Herpes Vaccine: Despite Setbacks, There is Still Hope
In July of this year, Excell Biotech launched to develop vaccines and gene therapies for viral infections and autoimmune diseases. The company, in particular, noted its plans to develop a vaccine, EXD-12, for the Herpes Simplex virus. HSV-1 is responsible for oral herpes, such as cold sores, and HSV-2 is responsible for genital herpes. HSV-1 can cause genital herpes, but most cases of genital herpes are caused by HSV-2.
In the U.S., one in two people have HSV-1 and one out of six age 14 to 49 have genital herpes. HSV-1 is a major cause of blindness and life-threatening encephalitis.
There are currently three antivirals approved by the U.S. Food and Drug Administration (FDA) for genital herpes. They are acyclovir (Sitavig and Zovirax), valacyclovir (Valtrex), and famciclovir (Famvir). There are no approved vaccines.
The market for vaccines is not a particularly economically sound one—largely because if effective, you take it once in your lifetime and you’re done. A current exception is the yearly vaccine for influenza, which is re-engineered every year based on the likelihood of the most common strains predicted.
Despite that, the Pharmaceutical Research and Manufacturers of America (PhRMA), there are 264 vaccines in development to prevent and treat diseases. These include infectious diseases (137), cancer (101), allergies (10), autoimmune disease (8) and Alzheimer’s disease (4).
Recently, the European Commission approved the world’s first Ebola vaccine. The vaccine is manufactured by Merck & Co. and has a trade name of Ervebo. On November 7, Takeda Pharmaceutical announced that its dengue fever vaccine hit its primary efficacy endpoint in its Phase III clinical trial. The trial evaluated the vaccine in 20,000 patients in Latin America and Asia.
And those are just two recent stories about major breakthroughs in vaccine development. Despite limiting economics, the public health need for vaccines is enormous. Vaccines also provide an unusual return on investment. Not only have vaccines eliminated or minimized some of the most serious infectious diseases the world has ever known, a 2016 Johns Hopkins University study found that for every dollar invested in vaccination in the 94 lowest-income countries in the world, $16 were expected to be saved in healthcare costs, lost wages and lost productivity. Taking into consideration healthier and longer lives and the long-term burden of disability, the net return increases to $44 per $1 invested.
Excell’s EXD-12 vaccine is a live attenuated virus vaccine. It is currently being tested in laboratory animals. The company indicates it hopes to have its preclinical animal data completed by the end of 2019 and move into the clinic in early 2020.
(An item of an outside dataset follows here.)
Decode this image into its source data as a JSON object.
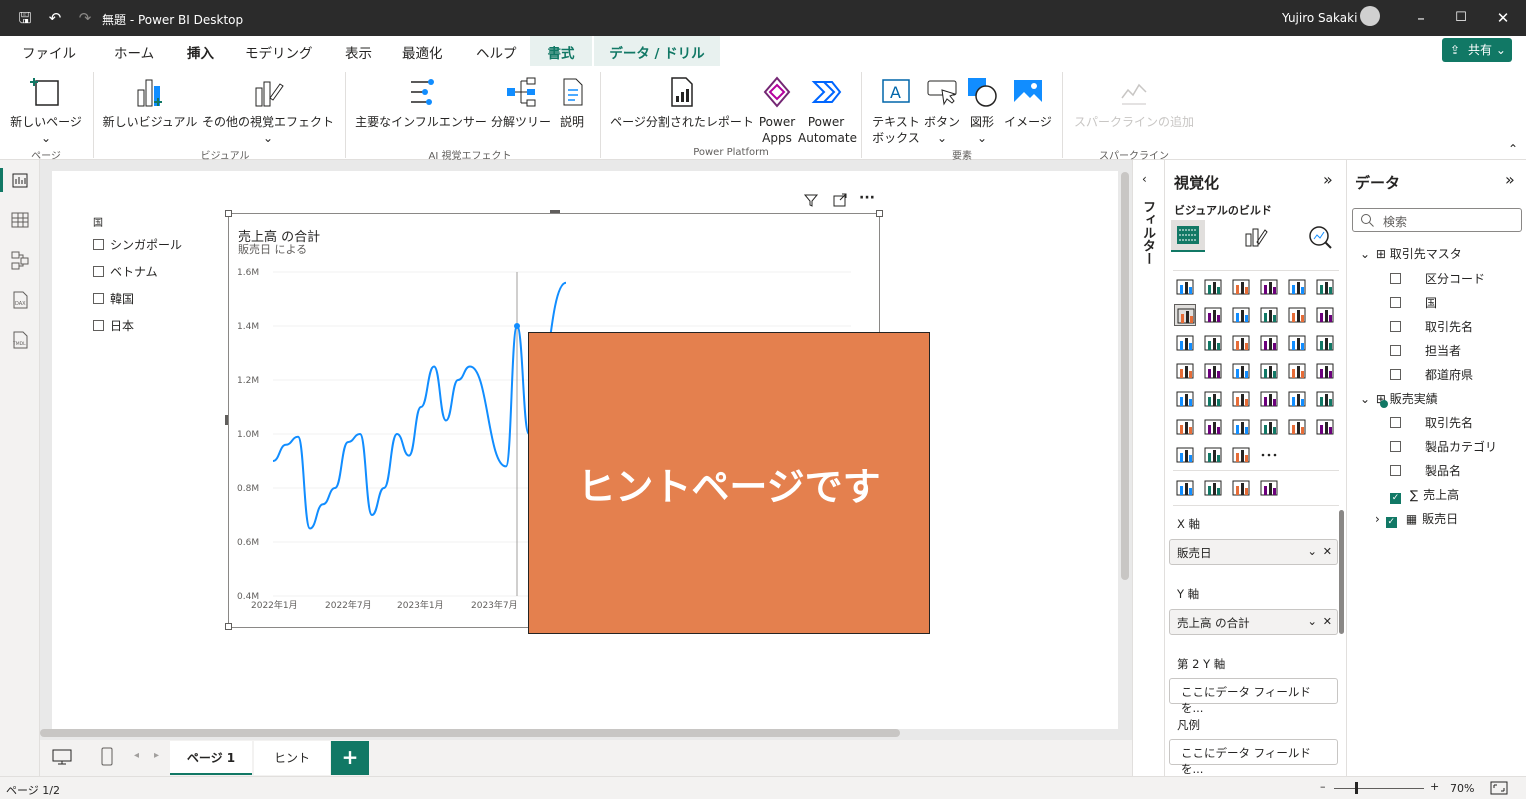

Researchers from the Perelman School of Medicine at the University of Pennsylvania announced that they had developed a vaccine against genital herpes in September 2019. The results were published in Science Immunology, describing the vaccine’s effectiveness in mice and guinea pigs. They vaccine provided “sterilizing immunity” to 63 of 64 mice, meaning no trace of herpes infection or disease after the exposure. In 10 guinea pigs, who respond to herpes infections similar to humans, has similar results, with no animals developing genital lesions and only two showing any signs of infection.
“We’re extremely encouraged by the substantial immunizing effect our vaccine had in these animal models,” Harvey Friedman, professor of Infectious Diseases and principal investigator, said at the time. “Based on these results, it is our hope that this vaccine could be translated into human studies to test both the safety and efficacy of our approach.”
Many vaccines use attenuated or dead viruses. Friedman’s approach is a new type of technology, messenger RNA (mRNA). The mRNA molecules code for three HSV2 proteins. Once inside the body, they integrate into the cells and produce the viral proteins, which stimulate an immune response.
Moderna, one of the leaders in mRNA technology, has mRNA-1647 for cytomegalovirus (CMV), which is a member of the herpes virus family. It began a Phase I clinical trial in November 2017, and was scheduled to be completed on July 2020, although neither the company nor ClinicalTrials.gov have filed an update.
Another company working on a herpes vaccine is Jupiter, Florida-based X-Vax. The company’s approach is decidedly different—rather than using attenuated viruses or mRNA, the company is working to delete a gene in the virus hoping to stimulate the body to produce a different and more effective antibody. This “live” vaccine is delta gD-2, and is based on an HSV-2 virus genetically deleted for glycoprotein D (gD-2). In preclinical models it has been effective.
Other companies have given up on herpes vaccines in recent years. Genocea Biosciences had positive Phase II results for GEN-003, but abandoned it in February 2018. The company now has it on a partnering list as being Phase III-ready.
Another company, Vical, abandoned its genital herpes vaccine program after a failed Phase II trial in June 2018. In June 2019, Vical merged with Brickell Biotech, but herpes is not one of the areas the merged companies are pursuing.
Perhaps the efforts by Excell, the University of Pennsylvania or other biopharma companies will lead to a breakthrough.